- The problem:
From the listing, collect all lines containing the word "that".

- Extracted material:

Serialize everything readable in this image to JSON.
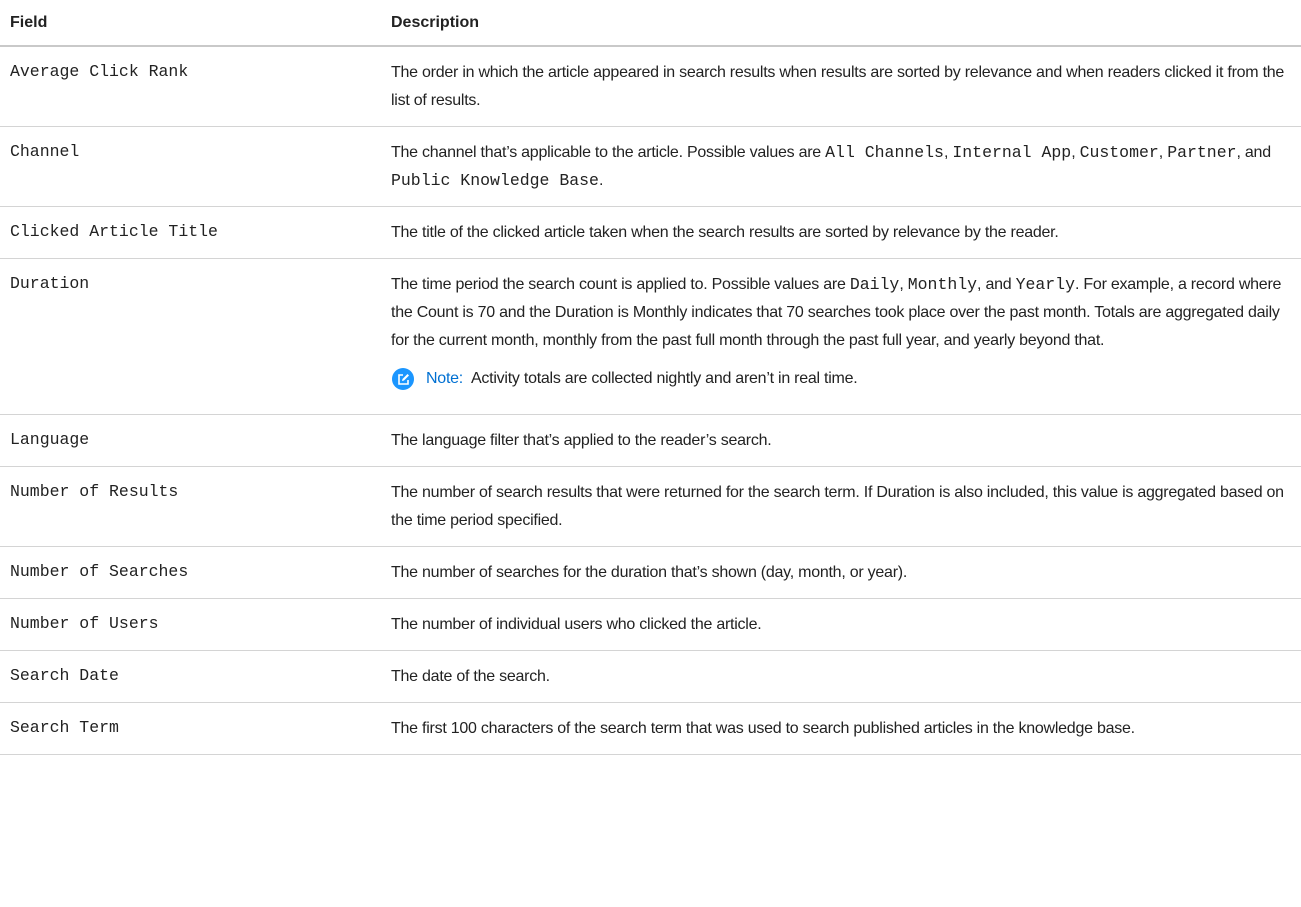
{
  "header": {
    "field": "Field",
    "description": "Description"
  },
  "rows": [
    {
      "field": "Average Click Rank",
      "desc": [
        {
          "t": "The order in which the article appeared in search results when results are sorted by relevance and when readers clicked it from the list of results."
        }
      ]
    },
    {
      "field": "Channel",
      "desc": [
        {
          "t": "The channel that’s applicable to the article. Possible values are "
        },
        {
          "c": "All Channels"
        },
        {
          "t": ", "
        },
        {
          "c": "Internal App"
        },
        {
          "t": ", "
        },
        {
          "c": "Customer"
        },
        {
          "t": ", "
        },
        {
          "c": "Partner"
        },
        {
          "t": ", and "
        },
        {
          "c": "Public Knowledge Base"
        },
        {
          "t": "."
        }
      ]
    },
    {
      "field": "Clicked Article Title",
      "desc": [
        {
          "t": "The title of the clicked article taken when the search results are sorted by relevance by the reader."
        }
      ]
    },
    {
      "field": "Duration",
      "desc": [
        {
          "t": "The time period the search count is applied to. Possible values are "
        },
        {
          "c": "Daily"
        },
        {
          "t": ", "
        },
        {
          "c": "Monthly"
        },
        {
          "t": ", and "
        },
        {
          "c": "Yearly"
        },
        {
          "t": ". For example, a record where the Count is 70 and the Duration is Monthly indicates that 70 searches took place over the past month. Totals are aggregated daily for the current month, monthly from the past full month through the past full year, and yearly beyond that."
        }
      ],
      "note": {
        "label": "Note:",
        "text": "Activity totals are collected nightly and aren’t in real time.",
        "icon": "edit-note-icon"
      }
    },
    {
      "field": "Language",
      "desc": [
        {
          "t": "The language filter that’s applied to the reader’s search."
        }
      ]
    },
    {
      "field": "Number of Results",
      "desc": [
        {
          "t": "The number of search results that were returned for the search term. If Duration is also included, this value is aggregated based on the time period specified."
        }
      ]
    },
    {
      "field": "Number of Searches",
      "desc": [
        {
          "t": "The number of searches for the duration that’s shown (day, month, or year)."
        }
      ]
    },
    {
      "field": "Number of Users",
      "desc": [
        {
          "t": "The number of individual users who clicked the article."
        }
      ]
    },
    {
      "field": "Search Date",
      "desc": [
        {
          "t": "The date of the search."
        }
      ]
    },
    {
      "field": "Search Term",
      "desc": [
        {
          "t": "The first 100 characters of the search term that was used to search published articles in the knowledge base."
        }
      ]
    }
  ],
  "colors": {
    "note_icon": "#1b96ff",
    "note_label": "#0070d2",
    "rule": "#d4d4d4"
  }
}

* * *

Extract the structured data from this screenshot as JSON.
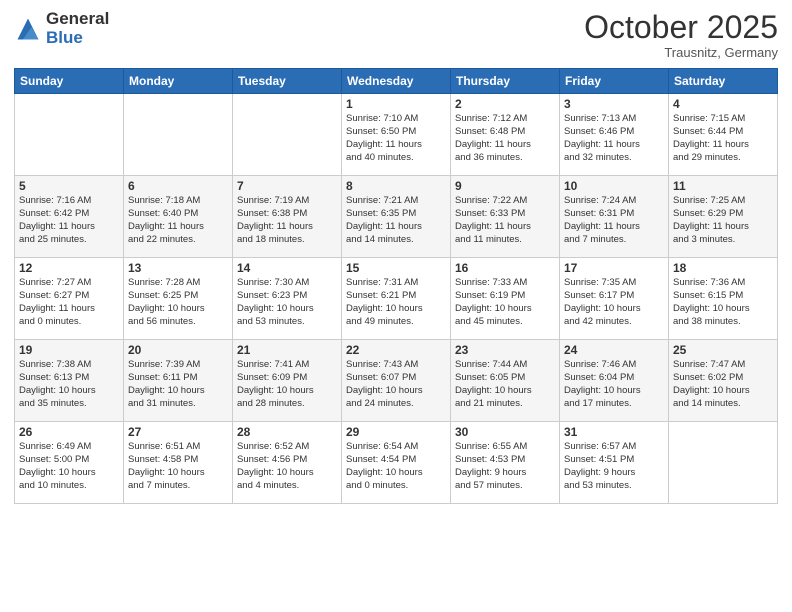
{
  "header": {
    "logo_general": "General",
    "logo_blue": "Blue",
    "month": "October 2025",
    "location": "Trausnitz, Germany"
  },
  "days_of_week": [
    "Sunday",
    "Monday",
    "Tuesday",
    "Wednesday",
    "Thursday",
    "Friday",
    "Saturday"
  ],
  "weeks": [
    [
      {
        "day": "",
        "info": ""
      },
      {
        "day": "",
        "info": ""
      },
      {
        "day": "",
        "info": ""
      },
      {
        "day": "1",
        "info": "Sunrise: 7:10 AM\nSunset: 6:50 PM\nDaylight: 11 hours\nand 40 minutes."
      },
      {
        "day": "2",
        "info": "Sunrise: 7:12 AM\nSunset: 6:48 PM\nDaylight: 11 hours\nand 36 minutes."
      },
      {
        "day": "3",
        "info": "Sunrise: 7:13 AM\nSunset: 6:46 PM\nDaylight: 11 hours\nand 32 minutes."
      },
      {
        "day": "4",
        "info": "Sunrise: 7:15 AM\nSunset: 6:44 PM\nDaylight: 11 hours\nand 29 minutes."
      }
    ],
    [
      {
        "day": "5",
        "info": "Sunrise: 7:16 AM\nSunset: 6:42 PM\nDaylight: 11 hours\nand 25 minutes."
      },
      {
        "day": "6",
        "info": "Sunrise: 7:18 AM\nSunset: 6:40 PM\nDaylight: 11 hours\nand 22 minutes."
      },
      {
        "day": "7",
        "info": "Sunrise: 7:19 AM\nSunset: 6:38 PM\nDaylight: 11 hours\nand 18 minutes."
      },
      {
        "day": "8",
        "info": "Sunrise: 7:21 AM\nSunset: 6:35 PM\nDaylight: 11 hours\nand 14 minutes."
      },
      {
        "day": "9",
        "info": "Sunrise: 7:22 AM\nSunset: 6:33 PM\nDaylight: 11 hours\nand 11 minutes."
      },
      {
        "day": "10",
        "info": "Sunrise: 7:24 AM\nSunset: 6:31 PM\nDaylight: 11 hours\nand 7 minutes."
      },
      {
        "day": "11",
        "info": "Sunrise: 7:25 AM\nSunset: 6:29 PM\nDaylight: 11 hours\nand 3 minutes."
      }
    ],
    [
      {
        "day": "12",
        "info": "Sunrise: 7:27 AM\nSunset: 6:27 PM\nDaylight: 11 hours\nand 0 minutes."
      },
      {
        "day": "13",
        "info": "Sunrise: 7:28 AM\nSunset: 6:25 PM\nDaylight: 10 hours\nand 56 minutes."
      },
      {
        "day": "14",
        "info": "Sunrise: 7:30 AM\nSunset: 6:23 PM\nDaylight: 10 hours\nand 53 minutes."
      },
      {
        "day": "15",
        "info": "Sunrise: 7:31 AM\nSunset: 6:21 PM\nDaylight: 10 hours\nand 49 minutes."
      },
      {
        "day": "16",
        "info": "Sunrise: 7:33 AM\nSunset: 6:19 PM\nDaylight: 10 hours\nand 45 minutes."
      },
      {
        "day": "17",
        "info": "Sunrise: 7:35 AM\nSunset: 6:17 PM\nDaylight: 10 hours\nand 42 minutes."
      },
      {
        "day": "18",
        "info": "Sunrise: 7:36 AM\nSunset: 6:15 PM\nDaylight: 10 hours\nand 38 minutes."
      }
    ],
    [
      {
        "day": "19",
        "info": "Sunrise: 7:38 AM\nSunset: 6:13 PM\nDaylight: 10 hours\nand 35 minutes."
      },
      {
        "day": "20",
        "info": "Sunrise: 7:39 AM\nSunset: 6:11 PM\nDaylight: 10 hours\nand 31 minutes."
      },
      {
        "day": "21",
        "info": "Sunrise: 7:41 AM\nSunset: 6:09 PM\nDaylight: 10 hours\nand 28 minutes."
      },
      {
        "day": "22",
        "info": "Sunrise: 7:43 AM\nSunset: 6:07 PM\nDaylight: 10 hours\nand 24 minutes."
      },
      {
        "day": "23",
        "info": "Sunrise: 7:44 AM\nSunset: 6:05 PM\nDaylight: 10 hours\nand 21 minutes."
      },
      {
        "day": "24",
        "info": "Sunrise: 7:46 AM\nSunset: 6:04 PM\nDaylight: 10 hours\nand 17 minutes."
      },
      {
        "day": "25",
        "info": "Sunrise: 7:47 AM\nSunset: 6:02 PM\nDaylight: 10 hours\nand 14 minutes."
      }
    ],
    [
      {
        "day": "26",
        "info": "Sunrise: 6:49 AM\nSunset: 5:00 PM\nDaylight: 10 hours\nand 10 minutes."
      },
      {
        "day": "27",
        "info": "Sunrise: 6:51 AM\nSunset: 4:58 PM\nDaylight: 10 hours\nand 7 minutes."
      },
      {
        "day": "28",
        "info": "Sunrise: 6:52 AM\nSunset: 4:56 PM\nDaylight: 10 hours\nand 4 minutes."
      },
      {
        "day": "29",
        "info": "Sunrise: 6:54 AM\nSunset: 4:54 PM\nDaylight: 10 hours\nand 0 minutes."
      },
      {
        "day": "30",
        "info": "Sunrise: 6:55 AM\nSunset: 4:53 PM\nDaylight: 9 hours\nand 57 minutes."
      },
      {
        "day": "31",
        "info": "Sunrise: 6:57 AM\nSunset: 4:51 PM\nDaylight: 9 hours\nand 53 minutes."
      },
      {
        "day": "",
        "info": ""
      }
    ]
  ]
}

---

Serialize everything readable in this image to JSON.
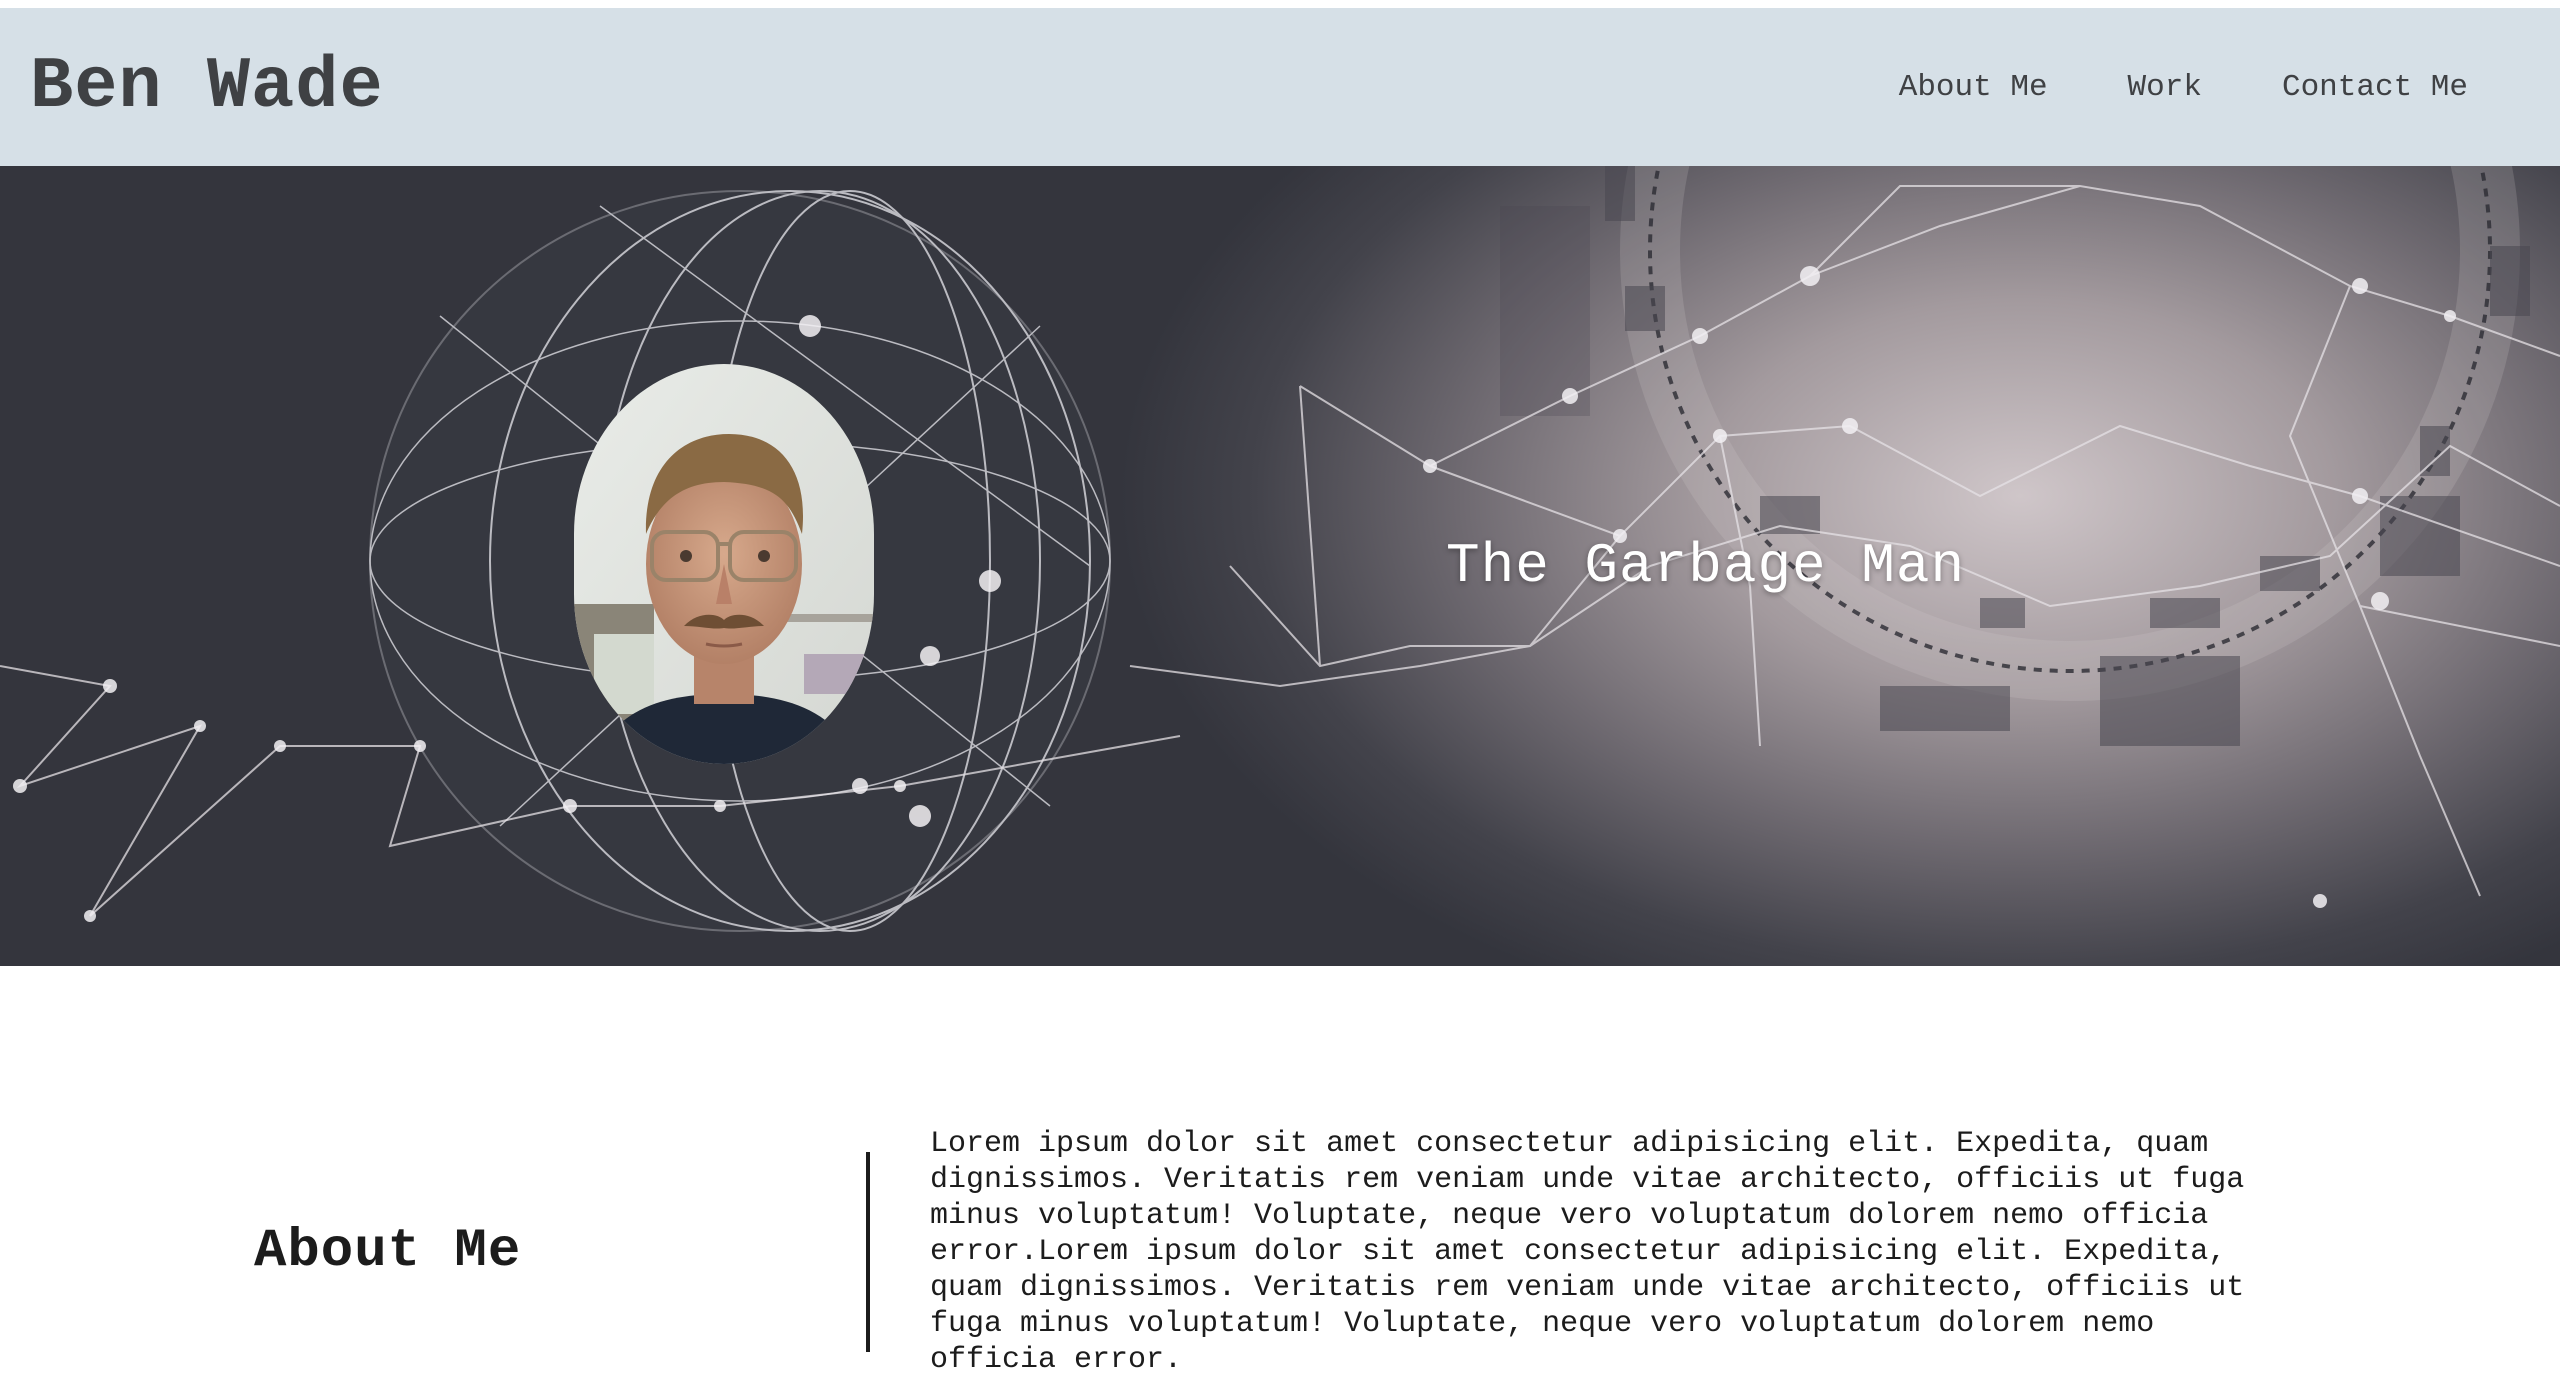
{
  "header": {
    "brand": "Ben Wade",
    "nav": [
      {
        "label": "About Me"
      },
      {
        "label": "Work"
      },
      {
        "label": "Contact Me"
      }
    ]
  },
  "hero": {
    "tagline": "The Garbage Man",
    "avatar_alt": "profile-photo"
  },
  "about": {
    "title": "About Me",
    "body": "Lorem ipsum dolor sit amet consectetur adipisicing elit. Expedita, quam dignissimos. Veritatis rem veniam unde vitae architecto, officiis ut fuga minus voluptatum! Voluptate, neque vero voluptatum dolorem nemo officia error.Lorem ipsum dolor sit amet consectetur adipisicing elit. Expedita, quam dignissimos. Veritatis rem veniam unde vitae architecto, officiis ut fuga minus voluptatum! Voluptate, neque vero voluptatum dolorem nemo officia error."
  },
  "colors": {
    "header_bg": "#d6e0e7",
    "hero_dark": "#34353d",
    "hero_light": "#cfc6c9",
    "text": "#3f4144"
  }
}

- Result:
          "t": "The channel that’s applicable to the article. Possible values are "
          "t": ". For example, a record where the Count is 70 and the Duration is Monthly indicates that 70 searches took place over the past month. Totals are aggregated daily for the current month, monthly from the past full month through the past full year, and yearly beyond that."
          "t": "The language filter that’s applied to the reader’s search."
          "t": "The number of search results that were returned for the search term. If Duration is also included, this value is aggregated based on the time period specified."
          "t": "The number of searches for the duration that’s shown (day, month, or year)."
          "t": "The first 100 characters of the search term that was used to search published articles in the knowledge base."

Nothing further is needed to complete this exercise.